- Data:
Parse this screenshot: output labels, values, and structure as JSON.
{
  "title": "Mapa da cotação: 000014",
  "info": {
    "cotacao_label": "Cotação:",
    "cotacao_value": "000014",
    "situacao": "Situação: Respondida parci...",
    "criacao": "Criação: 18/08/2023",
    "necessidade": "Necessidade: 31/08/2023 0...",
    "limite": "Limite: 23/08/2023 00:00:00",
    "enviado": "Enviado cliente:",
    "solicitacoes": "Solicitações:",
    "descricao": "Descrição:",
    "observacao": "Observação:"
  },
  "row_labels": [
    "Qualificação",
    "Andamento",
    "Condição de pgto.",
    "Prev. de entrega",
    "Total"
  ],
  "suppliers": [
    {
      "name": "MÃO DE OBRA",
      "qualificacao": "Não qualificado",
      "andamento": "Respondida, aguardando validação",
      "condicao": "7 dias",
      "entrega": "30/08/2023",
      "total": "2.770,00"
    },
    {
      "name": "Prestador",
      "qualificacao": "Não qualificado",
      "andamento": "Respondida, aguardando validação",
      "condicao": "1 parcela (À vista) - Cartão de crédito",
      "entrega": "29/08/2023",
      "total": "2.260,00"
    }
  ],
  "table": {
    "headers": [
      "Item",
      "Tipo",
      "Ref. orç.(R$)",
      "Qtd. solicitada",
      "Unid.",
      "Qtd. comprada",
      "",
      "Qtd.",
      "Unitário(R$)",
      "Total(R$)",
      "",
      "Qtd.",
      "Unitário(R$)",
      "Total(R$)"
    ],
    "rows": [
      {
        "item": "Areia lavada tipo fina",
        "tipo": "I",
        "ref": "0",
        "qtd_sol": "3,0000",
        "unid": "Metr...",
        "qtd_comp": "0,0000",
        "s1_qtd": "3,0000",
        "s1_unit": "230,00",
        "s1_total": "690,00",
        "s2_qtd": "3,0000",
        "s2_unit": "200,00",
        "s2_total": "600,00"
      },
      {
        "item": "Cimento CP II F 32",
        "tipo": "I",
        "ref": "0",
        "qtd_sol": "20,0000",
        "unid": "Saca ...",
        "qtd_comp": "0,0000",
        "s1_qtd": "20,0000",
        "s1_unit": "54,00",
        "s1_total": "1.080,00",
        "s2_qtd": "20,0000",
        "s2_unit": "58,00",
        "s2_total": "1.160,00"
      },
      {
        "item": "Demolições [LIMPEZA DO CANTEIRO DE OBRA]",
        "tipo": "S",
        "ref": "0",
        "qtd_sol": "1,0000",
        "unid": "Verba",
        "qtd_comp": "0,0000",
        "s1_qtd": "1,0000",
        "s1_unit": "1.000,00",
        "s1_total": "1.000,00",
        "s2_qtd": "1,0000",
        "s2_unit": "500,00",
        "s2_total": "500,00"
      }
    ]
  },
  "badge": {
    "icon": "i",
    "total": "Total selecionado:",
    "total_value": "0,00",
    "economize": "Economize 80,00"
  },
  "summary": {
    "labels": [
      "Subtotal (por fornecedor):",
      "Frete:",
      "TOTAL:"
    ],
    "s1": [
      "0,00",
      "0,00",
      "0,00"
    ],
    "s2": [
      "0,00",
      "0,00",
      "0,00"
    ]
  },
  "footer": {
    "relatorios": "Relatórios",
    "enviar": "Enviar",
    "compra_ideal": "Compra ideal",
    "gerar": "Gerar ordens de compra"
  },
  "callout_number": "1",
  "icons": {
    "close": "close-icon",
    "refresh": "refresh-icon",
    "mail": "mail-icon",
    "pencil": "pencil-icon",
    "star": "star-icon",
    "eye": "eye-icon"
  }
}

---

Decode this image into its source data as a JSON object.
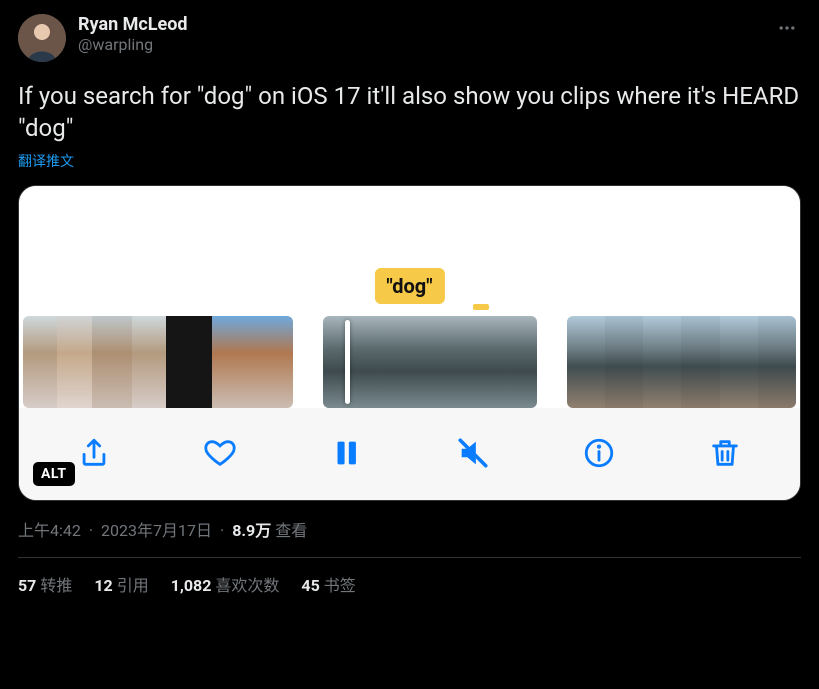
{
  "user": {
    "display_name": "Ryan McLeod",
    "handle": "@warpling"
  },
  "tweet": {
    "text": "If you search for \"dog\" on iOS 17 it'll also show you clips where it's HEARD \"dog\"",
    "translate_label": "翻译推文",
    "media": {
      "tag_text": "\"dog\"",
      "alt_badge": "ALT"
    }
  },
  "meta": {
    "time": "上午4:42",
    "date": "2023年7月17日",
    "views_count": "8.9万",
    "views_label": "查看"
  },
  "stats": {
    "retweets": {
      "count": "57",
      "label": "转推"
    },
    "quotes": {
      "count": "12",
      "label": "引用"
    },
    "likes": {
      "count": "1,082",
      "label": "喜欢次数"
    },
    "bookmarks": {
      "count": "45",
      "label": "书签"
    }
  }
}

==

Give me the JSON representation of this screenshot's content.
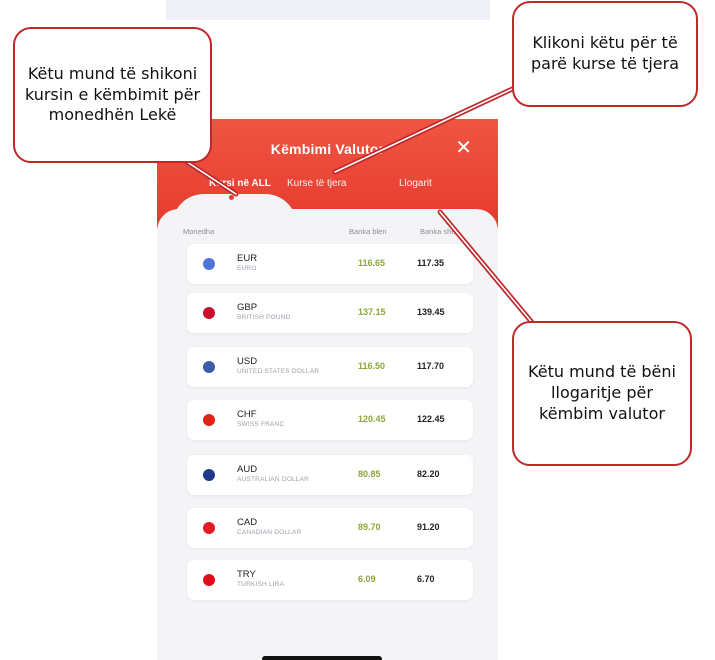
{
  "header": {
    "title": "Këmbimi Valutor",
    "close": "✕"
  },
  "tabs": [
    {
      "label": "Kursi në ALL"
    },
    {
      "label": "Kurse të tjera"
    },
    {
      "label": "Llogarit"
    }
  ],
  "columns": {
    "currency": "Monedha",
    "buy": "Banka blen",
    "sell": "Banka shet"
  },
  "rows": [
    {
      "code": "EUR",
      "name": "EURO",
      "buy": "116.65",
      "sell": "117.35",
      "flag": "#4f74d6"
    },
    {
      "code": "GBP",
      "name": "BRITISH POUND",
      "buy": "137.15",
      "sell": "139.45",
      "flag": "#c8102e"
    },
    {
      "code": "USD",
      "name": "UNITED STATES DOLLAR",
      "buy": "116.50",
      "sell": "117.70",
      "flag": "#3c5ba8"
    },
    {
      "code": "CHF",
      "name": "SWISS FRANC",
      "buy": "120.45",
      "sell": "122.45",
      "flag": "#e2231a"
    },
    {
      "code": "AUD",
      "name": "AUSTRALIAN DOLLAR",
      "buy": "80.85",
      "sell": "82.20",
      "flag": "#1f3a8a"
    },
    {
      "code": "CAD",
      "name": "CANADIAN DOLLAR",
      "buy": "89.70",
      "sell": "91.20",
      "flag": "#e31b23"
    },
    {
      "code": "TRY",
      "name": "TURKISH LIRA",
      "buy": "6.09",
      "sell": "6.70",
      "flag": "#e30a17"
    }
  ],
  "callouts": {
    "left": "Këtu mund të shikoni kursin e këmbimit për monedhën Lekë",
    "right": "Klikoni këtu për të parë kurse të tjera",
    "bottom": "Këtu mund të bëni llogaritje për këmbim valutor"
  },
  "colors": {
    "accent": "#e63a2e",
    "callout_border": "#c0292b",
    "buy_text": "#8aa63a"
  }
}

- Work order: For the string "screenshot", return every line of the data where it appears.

- Response:
Parse this screenshot: output labels, values, and structure as JSON.
Give me the JSON representation of this screenshot's content.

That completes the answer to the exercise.